Theresa: No. The symptoms can ebb and flow. So, for instance in my scenario, I had the rash but the rash did start to resolve. But usually the physician is trying to evaluate you for lupus, potentially for being lupus, they will look at a history of the symptoms. So, it doesn’t have to say that you have the rash at that moment when you’ve been in the doctor’s office. It could be, “I had that type of a rash within the last three months,” or “I’ve had bouts for the last six months of this profound fatigue and joint pains.”
So, they will look at the symptoms over the course of time, which again contributes to why it takes a while to be diagnosed – because they’re going to have to look at that full history in order to really accurately diagnose you.
Hannah: All right. So, you do want to go to someone who will, one, listen to you and understand that what you’re saying is not located between your ears; [laughs] it is something that is actually wrong with you. But it’s good to give them the most complete history that you’re able to provide and even go in with notes if you’ve been noticing things.
Theresa: Right. You really should … exactly. You really do want to be very accurate about your history, and for a lot of people, and women especially, we do tend to want to minimise things. So, it was really hard for me to admit that my fatigue is as bad as it was. I personally wanted to minimise that. I personally wanted to say … didn’t even want to list that as a potential symptom.
But knowing that … going through all of the physicians that I did and knowing that the best way to get an accurate diagnosis is to give the best picture, you really have to … I really pushed myself to say, okay … actually list all of my symptoms, even if I wasn’t sure that it was symptom. And so it’s very important for people who suspect that they might have lupus that they write it down before they go into the doctor’s office and really think about, “What are the symptoms? What are things that I think have been symptoms over the last six months? What has happened to me?”
Because someone might not say, “My hair was thinning.” They might just think, “My mum and my grandma had thin hair, so that just must be me,” or, “Well, maybe the fatigue really isn’t that bad.
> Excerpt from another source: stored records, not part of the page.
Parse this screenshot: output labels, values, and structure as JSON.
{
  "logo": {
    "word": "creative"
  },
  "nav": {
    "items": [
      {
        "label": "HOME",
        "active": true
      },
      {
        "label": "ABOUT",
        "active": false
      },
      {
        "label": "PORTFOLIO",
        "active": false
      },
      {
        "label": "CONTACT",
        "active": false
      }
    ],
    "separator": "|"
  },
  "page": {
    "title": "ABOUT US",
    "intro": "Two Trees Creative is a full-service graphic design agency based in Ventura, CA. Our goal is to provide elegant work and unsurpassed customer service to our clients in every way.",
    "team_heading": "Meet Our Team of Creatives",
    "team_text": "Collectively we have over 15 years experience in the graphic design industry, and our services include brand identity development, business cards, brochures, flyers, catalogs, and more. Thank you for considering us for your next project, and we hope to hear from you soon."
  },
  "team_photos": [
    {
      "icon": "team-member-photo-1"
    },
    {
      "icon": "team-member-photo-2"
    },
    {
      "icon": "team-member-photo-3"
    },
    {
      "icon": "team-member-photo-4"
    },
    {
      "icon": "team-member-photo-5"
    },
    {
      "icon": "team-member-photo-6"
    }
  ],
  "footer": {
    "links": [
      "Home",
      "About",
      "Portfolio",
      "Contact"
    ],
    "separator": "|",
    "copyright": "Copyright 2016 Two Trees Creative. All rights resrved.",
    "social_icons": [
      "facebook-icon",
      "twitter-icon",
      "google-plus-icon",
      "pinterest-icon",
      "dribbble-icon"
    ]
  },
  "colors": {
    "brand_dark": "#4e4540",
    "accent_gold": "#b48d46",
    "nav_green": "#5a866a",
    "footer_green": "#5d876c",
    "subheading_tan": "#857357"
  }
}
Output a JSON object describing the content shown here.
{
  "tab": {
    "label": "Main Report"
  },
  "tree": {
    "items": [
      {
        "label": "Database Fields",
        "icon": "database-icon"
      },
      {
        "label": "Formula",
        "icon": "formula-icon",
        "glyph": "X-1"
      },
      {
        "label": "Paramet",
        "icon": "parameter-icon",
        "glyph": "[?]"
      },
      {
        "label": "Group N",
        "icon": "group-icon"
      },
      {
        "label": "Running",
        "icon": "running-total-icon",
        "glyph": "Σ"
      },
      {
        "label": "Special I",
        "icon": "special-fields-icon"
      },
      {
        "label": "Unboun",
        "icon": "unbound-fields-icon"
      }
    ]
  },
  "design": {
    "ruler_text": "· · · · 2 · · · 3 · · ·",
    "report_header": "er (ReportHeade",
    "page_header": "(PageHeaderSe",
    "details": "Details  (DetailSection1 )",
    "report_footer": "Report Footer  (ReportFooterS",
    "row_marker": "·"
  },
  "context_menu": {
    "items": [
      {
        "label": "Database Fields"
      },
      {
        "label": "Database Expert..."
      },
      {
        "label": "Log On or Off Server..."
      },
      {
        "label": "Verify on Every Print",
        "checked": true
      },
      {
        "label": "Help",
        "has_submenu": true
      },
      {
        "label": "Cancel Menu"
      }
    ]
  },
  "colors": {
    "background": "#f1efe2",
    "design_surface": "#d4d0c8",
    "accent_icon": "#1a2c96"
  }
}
I don’t want them to think that I’m lazy.” So, it’s very easy to fall into that trap of wanting to minimise them. So, I usually recommend that people sit down and write down your symptoms or anything that you think is a symptom before you go to the doctor’s office and have that list with you, even if you think it’s really mild and not worth mentioning.
It’s very important to give your physician a very clear picture of what’s going on.
Hannah: And involve others, because there are things that I’ll forget that my husband will go, “Well, you did have that really bad headache for three days or something.” And especially with the fatigue, because from you and I talking in the past, I know that these things – and you just said earlier that these symptoms can ebb and flow – someone could write off the fatigue as, “Oh, I think I had a little virus or I had a bug that kept me down for a few days,” but that’s not it. This is – we put together with other things.
All right, Theresa Juday joining me, Hannah Stanley, here today. We are talking about lupus. I want to make sure we talk about current research and if there’s any new meds on the forefront because this is … it is an issue for people who have diseases that aren’t big, huge groups of people. Talking about lupus with Hannah Stanley. This concludes segment one of our talk with Theresa Juday, lupus patient and pharmacist.
Stay tuned for our additional segment with Theresa on Health Professional Radio. I’m Hannah Stanley.
End of Audio